Assemblyman Anthony Brindisi continued his statewide campaign for a career and technical education diploma Tuesday, telling members of the state Senate Education Committee that creation of the new career pathway would help lower the drop out rate.
Brindisi unveiled his 21st Century Education Initiative on Sept. 9 at the Oneida-Madison-Herkimer BOCES, where he was joined by a coalition of school district and college officials, labor officials and students. He pledged to take the campaign on the road, and also urged supporters of the plan to sign a statement of support for creation of a career and technical diploma for high school students.
Brindisi has kept his promise to build support for the plan, including speaking to the New York State Building and Construction Trades Council in Cooperstown, and as a guest on “The Capitol Pressroom” with Susan Arbetter.
“Today, you can look at help wanted listings and see where the need for workers is,” Brindisi, D - Utica, told members of the state Senate Education Committee at a public hearing in Syracuse. “Welders, master plumbers, electricians, machinists, manufacturers, computer network specialists ... and the list goes on.”
“At the same time, we still have a significant number of students who don’t finish school,” Brindisi continued. “I believe one of the ways to help lower the drop out rate is to offer an alternative graduation pathway-and that’s where the CTE Diploma comes in.”

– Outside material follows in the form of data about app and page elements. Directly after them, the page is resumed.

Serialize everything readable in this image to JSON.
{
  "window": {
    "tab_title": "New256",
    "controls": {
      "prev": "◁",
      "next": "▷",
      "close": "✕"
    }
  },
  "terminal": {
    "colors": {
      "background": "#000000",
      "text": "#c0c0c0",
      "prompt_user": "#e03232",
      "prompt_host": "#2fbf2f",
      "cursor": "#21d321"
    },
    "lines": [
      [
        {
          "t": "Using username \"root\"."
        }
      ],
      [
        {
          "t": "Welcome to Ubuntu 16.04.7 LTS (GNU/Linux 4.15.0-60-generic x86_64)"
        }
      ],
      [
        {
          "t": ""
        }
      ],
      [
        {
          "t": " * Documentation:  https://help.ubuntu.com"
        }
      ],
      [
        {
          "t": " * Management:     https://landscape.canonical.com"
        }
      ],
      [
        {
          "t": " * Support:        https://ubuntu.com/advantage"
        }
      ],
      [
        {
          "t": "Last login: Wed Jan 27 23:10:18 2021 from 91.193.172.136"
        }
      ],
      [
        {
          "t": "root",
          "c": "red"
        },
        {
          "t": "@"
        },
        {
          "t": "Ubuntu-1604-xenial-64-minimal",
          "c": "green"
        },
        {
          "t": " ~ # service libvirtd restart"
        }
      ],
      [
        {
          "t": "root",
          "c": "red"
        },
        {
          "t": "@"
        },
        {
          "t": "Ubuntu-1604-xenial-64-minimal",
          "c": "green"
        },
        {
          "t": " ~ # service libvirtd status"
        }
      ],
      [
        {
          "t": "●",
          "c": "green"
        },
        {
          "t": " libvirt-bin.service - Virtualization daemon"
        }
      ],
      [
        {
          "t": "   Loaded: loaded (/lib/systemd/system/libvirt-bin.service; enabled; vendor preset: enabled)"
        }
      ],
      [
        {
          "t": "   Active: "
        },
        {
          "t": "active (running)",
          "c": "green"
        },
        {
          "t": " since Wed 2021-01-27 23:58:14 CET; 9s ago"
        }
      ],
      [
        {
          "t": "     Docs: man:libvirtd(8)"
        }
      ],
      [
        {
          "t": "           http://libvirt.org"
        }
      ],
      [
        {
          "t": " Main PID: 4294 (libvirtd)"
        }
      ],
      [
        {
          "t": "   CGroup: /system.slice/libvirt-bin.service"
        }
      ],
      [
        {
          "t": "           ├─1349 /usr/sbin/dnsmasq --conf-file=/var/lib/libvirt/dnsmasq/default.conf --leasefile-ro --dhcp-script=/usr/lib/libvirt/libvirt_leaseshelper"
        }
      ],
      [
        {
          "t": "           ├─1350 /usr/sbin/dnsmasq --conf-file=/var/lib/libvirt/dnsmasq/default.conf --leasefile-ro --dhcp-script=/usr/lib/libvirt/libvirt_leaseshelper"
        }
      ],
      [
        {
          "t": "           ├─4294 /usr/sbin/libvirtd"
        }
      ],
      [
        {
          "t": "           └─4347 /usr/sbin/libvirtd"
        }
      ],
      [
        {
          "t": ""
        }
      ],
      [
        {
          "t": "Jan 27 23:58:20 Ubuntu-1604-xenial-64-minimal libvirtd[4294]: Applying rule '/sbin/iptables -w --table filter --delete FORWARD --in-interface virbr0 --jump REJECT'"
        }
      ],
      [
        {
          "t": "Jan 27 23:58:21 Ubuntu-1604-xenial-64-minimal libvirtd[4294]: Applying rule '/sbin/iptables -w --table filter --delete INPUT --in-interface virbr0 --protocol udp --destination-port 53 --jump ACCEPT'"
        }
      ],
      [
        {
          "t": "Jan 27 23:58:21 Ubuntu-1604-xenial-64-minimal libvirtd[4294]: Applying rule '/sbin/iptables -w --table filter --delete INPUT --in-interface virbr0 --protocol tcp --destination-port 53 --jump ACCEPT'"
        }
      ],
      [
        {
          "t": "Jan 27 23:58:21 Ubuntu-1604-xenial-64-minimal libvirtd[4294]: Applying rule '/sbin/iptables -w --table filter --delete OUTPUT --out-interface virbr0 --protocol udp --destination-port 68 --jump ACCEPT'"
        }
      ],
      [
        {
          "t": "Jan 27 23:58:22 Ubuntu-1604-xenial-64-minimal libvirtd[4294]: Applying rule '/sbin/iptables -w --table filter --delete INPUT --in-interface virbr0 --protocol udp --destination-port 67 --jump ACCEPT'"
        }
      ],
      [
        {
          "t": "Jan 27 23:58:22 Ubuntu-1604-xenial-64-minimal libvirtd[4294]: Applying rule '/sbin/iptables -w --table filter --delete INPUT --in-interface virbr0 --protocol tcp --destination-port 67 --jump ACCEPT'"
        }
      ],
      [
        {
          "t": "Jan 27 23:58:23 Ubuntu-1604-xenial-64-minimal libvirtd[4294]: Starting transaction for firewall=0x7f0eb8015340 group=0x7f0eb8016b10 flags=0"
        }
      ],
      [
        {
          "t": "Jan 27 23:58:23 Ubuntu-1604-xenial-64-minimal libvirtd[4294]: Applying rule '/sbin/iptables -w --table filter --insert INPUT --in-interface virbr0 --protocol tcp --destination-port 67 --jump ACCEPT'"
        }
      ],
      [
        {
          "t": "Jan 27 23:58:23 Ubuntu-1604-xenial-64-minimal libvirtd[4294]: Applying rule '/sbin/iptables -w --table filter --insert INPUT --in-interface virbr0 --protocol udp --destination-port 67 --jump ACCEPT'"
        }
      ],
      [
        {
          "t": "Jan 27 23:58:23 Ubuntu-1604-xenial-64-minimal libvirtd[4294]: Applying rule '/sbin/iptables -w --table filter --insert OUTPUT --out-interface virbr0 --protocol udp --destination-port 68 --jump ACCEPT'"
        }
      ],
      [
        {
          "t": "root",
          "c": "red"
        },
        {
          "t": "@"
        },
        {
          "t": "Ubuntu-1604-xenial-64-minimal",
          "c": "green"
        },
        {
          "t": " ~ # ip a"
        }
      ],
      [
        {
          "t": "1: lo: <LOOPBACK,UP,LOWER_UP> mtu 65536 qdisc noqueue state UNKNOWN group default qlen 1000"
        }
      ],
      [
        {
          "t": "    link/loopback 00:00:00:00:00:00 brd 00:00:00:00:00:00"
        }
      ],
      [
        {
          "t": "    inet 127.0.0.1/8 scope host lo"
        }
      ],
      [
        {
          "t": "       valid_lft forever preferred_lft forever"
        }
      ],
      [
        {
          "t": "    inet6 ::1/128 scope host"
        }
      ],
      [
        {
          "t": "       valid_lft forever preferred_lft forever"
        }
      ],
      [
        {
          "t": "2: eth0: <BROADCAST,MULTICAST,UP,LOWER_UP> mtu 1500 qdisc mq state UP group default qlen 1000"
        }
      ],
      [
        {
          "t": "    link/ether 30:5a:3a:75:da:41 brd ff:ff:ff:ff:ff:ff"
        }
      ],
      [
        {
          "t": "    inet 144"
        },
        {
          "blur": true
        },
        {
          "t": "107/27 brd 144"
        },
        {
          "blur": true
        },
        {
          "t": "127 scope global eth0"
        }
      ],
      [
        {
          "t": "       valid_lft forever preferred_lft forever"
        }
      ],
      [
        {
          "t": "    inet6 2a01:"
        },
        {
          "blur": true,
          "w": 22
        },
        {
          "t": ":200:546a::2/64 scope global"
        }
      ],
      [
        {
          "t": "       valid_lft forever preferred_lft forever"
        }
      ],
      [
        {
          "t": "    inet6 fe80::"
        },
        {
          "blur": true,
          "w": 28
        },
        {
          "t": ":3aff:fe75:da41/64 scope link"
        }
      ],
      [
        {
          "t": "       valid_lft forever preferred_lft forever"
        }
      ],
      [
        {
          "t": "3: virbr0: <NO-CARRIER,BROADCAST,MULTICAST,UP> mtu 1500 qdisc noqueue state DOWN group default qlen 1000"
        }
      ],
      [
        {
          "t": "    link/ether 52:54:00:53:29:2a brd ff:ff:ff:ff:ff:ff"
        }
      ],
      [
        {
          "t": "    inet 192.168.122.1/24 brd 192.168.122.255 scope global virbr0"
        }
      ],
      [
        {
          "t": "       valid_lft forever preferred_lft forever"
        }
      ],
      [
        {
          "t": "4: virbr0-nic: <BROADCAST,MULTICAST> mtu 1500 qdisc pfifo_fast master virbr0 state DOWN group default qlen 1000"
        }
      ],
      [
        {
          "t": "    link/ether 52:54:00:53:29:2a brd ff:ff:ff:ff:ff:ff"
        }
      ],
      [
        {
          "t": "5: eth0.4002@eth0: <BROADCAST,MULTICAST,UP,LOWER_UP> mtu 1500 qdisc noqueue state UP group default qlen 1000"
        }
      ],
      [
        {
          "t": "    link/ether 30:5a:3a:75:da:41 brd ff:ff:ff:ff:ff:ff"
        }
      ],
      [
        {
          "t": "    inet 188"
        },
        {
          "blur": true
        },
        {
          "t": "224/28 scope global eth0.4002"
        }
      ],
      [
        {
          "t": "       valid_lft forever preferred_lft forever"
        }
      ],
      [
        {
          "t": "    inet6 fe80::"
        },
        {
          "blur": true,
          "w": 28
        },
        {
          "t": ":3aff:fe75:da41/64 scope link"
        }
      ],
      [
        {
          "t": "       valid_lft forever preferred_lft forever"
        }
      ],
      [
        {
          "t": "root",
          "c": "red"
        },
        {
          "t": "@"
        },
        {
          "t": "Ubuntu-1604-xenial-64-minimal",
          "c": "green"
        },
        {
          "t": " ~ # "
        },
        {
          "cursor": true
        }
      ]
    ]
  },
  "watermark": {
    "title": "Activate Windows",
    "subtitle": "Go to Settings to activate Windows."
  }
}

Brindisi said the comments and support he’s receiving from the public has been a big help in crafting legislation to create the specialized diploma.